Frequently recognized by the brand Café Granja la Esperanza, brothers Luis and Rigoberto Herrera are the proprietors of a small group of farms in central Colombia: Cerro Azul, Las Margaritas, La Esperanza, Potosí, and Hawaii.
It seems like every harvest the Herrera hermanos come up with something new and innovative, exemplifying the stewardship undertaken by their father, who first diversified their coffees to include Yellow and Red Bourbon, Caturra, and Typica back in 1945.

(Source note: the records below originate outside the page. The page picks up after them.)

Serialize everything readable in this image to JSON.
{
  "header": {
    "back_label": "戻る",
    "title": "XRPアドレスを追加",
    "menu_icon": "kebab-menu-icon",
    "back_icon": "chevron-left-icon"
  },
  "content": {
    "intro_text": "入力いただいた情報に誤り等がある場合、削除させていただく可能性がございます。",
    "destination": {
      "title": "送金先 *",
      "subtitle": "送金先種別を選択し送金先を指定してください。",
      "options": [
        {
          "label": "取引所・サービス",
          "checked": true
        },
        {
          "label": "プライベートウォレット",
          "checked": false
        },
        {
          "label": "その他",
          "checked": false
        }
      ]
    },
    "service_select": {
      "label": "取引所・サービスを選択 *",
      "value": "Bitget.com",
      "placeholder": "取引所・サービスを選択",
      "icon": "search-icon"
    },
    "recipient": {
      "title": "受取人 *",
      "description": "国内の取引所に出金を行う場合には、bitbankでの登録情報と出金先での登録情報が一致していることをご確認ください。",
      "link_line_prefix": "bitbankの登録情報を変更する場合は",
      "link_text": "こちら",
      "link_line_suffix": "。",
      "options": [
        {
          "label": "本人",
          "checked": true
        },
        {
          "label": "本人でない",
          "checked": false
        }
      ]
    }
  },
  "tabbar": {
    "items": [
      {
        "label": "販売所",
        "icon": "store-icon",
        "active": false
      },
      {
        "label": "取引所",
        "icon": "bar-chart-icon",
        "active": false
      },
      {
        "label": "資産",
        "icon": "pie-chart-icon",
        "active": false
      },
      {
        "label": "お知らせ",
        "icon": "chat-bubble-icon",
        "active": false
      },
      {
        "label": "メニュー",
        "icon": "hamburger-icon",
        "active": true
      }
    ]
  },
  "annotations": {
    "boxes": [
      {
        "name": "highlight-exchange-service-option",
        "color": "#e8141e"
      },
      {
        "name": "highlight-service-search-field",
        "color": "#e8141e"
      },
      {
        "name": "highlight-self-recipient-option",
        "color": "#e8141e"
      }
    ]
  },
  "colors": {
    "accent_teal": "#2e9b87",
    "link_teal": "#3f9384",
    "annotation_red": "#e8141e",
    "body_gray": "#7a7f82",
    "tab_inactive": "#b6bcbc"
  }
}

This particular selection is a delicately dry-processed Laurina variety, a unique mutation of Bourbon first encountered on Île Réunion, perhaps as early as the 1770s and most definitely by the first decade of the 19th century. You’ll likely recall Arabica’s Bourbon variety, introduced by the French in 1715 to Réunion Island (known then as Bourbon), off Madagascar’s eastern coast. Its deviant descendent Laurina is a short stature, conical tree with a diminished capacity to produce caffeine, resulting in near-decaffeinated levels of the alkaloid in the seeds. The cultivar has assumed a number of different names throughout history, including Leroy / Le Roy (perhaps the name of the farmer who first isolated it), Laurina (given its resemblance to the Bay Leaf bearing Laurel tree) and of course, Bourbon Pointu... “pointy Bourbon” if you like.
It’s fruity, but subtle and elegant; more like bing cherry and honey than wine grape and funk. Sweet and silky, it’s effortlessly drinkable, and given its low-caffeine content you can chug away all day without regret. Well worth the price of admission for a taste of this rare gem.
Tasting notes: bing cherry, honey
Brewed with a C70 Saint Anthony. 1:16.666. 12 grams ground on a Commandante at 17 clicks and 200ml of third wave water at 205*F.
1. 45 seconds of bloom time with 36ml of water.
2. 64ml of additional water at 45 seconds.
3. 50ml of additional water at 2:15.
4. Final 50ml of additional water at 3:00.